Learn English: Aussie slang | Australia Plus Slang Slang is a type of language consisting of words and phrases that are regarded as very informal, are mainly used in speech, and not generally used in writing at all. The unique aspect of slang is that it is usually restricted to a particular context or group of people, so Australian slang is slightly different to that of American slang. Slang is often used with friends in more informal situations and in Australia, this means your ‘mates’. Mates refers to friends and is non gender specific and can refer to a boy or a girl. Tell all your mates we will be having a coffee at the new place on the corner at 5pm. You may even hear someone use the greeting ‘g’day’. ‘G’day, how you going? Australian greetings Flickr CC: Brendan Lambourne In Australia a common greeting amongst friends is the very informal, ‘how you going?’ - Hi Sue, how you going? - Not too bad, tired though as I was up all night studying. The phrase 'how you going', when spoken fluently sounds like: ‘how ya goin?’ - How’s it going?

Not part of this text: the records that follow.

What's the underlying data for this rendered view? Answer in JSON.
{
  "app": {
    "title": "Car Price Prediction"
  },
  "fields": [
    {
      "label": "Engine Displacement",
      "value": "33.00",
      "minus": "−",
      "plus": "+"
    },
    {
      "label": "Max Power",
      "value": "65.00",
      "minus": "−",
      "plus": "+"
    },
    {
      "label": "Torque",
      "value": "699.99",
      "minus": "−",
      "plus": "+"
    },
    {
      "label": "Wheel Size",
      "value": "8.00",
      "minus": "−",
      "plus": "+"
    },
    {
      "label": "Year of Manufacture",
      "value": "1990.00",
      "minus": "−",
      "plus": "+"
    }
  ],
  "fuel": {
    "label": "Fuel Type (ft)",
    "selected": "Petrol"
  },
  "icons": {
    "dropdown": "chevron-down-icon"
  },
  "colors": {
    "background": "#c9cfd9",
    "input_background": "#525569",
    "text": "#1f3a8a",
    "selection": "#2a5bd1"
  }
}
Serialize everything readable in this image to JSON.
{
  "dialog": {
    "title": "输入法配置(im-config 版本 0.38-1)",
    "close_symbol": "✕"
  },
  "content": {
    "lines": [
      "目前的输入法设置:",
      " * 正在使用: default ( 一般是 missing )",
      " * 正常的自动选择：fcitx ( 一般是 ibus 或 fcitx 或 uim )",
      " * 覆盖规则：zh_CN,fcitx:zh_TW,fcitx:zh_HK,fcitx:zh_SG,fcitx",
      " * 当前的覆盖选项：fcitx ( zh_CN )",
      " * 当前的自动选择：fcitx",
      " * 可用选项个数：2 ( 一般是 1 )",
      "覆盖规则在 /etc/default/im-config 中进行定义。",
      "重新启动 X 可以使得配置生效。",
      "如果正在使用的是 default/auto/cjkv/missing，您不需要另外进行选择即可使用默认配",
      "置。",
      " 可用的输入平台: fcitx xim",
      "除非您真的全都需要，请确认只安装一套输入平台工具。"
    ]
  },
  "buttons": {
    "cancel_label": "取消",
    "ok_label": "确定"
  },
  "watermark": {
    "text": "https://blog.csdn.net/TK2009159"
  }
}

Coral bleaching These aerials of Australia's Great Barrier Reef are evidence the most untouched part of it has the most severe bleaching in its history. The footage, which filmed over 500 coral reefs during six days from Cairns to Papua New Guinea, shows 95% is white and yellow. Scientists say the bleaching happens in rising water temperatures – the coral, under stress, drives out living algae, causing it to calcify, and part of that is down to the current El Niño climate cycle. They say unless the World Heritage Site gets a break in the weather conditions within weeks, some coral areas are unlikely to survive. The Great Barrier Reef stretches 1,200 miles (1,931 kilometres) along Australia's northeast coast and is the world's largest living ecosystem. Source: www.ondemandnews.com
Koala stops the traffic What a place to take a stroll! This koala had to be escorted to safety by police from a busy Australian highway. The native marsupial wandered across the Brisbane Valley Highway where he stopped the busy traffic. This video posted to Facebook shows cars stopped on the roadway while a policeman shepherds the animal to safety. The amused motorists looked on as the koala ambled and hopped casually along the highway before eventually taking refuge in greenery next to the road. The Australian Broadcasting Corporation reported that the police officer stayed close to the koala until it climbed a tree to safety. Despite their rather cute appearance, experts say koalas shouldn't be picked up due to their sharp claws. Source: www.ondemandnews.com